(b) the public prosecutor in any other cases.

Article 223
Releasing an a person under arrest

1. Any entity who has ordered an arrest or to whom the person under arrest has been delivered shall release the latter immediately :

(a) as soon as it becomes evident that the arrest was carried out in a situation of mistaken identity ;
(b) if it has been carried out outside the cases and the conditions provided in the law, namely in the cases where the 72-hour period to present the detainee has been exceeded ;
(c) as soon as such order becomes unnecessary.

2. Release is preceded by a writ if the arrest has been ordered by the public prosecutor or the judge and, in the case of another entity, through the subsequent preparation of a report to be attached to the case file.

3. Any release carried out on the initiative of any police entity, before the person under arrest has been presented to the judge, must be notified to the public prosecutor, under the penalty of disciplinary liability.

Rome Statute

Article 88 Availability of procedures under national law

States Parties shall ensure that there are procedures available under their national law for all of the forms of cooperation which are specified under this Part.

Article 89 Surrender of persons to the Court

1. The Court may transmit a request for the arrest and surrender of a person, together with the material supporting the request outlined in article 91, to any State on the territory of which that person may be found and shall request the cooperation of that State in the arrest and surrender of such a person. States Parties shall, in accordance with the provisions of this Part and the procedure under their national law, comply with requests for arrest and surrender.

Article 93 Other forms of cooperation

1. States Parties shall, in accordance with the provisions of this Part and under procedures of national law, comply with requests by the Court to provide the following assistance in relation to investigations or prosecutions:

(a) The identification and whereabouts of persons or the location of items;

(b) The taking of evidence, including testimony under oath, and the production of evidence, including expert opinions and reports necessary to the Court;

(c) The questioning of any person being investigated or prosecuted;

(d) The service of documents, including judicial documents;

(e) Facilitating the voluntary appearance of persons as witnesses or experts before the Court;

(f) The temporary transfer of persons as provided in paragraph 7;

(g) The examination of places or sites, including the exhumation and examination of grave sites;

(h) The execution of searches and seizures;

(i) The provision of records and documents, including official records and documents;

(j) The protection of victims and witnesses and the preservation of evidence;

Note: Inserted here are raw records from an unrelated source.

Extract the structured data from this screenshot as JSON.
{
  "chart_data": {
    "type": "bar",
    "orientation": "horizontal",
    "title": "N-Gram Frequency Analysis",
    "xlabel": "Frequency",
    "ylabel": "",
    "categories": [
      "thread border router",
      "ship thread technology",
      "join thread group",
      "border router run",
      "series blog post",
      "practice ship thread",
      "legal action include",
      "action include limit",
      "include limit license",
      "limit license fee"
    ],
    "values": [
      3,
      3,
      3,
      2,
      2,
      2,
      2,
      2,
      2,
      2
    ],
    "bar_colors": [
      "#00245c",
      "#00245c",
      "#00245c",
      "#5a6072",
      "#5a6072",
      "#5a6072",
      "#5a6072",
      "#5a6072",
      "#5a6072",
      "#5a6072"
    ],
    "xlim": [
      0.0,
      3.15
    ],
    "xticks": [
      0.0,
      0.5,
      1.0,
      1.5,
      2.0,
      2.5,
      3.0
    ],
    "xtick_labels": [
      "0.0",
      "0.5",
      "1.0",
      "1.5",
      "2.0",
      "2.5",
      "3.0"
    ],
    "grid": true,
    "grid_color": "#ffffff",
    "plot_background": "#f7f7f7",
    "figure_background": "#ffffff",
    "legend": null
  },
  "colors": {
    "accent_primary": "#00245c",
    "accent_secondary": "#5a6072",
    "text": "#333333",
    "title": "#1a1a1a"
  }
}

(k) The identification, tracing and freezing or seizure of proceeds, property and assets and instrumentalities of crimes for the purpose of eventual forfeiture, without prejudice to the rights of bona fide third parties; and

(l) Any other type of assistance which is not prohibited by the law of the requested State, with a view to facilitating the investigation and prosecution of crimes within the jurisdiction of the Court.

Article 99 Execution of requests under articles 93 and 96

1. Requests for assistance shall be executed in accordance with the relevant procedure under the law of the requested State and, unless prohibited by such law, in the manner specified in the request, including following any procedure outlined therein or permitting persons specified in the request to be present at and assist in the execution process.